→ **Required action**
Scan the records below for the string "atoms" and return every line where it appears.

⁂

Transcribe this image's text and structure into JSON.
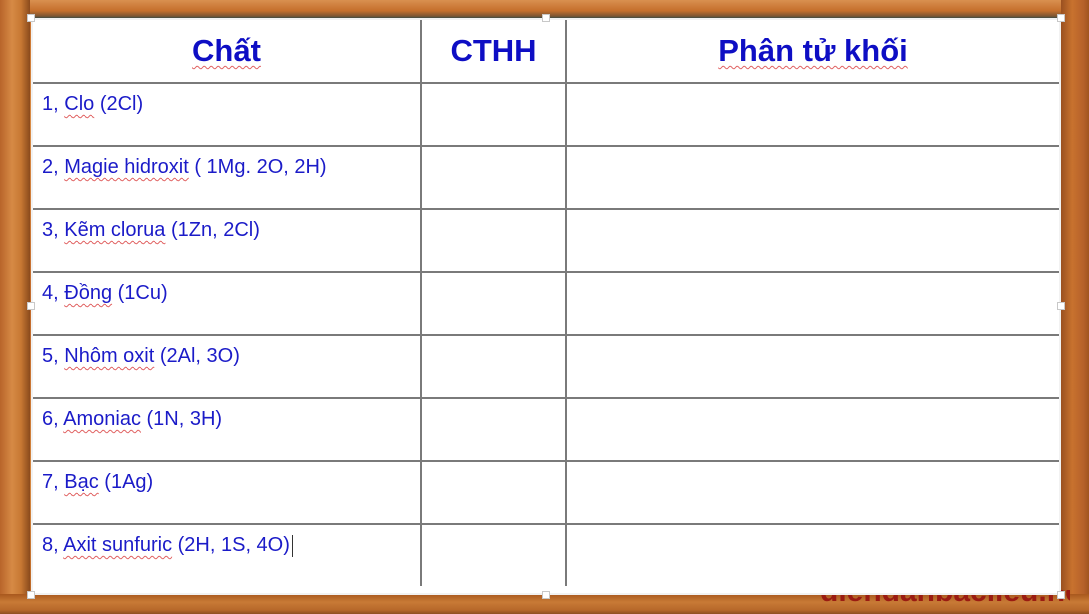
{
  "table": {
    "headers": [
      "Chất",
      "CTHH",
      "Phân tử khối"
    ],
    "rows": [
      {
        "num": "1,",
        "name": "Clo",
        "atoms": "(2Cl)",
        "formula": "",
        "molecular_mass": ""
      },
      {
        "num": "2,",
        "name": "Magie hidroxit",
        "atoms": "( 1Mg. 2O, 2H)",
        "formula": "",
        "molecular_mass": ""
      },
      {
        "num": "3,",
        "name": "Kẽm clorua",
        "atoms": "(1Zn, 2Cl)",
        "formula": "",
        "molecular_mass": ""
      },
      {
        "num": "4,",
        "name": "Đồng",
        "atoms": "(1Cu)",
        "formula": "",
        "molecular_mass": ""
      },
      {
        "num": "5,",
        "name": "Nhôm oxit",
        "atoms": "(2Al, 3O)",
        "formula": "",
        "molecular_mass": ""
      },
      {
        "num": "6,",
        "name": "Amoniac",
        "atoms": "(1N, 3H)",
        "formula": "",
        "molecular_mass": ""
      },
      {
        "num": "7,",
        "name": "Bạc",
        "atoms": "(1Ag)",
        "formula": "",
        "molecular_mass": ""
      },
      {
        "num": "8,",
        "name": "Axit sunfuric",
        "atoms": "(2H, 1S, 4O)",
        "formula": "",
        "molecular_mass": ""
      }
    ]
  },
  "watermark": "diendanbaclieu.net",
  "colors": {
    "text": "#1b1bc8",
    "header_text": "#0e0ec4",
    "frame": "#c8702c",
    "spellcheck": "#e06060"
  }
}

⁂

→ **Written response**
        "atoms": "(2Cl)",
        "atoms": "( 1Mg. 2O, 2H)",
        "atoms": "(1Zn, 2Cl)",
        "atoms": "(1Cu)",
        "atoms": "(2Al, 3O)",
        "atoms": "(1N, 3H)",
        "atoms": "(1Ag)",
        "atoms": "(2H, 1S, 4O)",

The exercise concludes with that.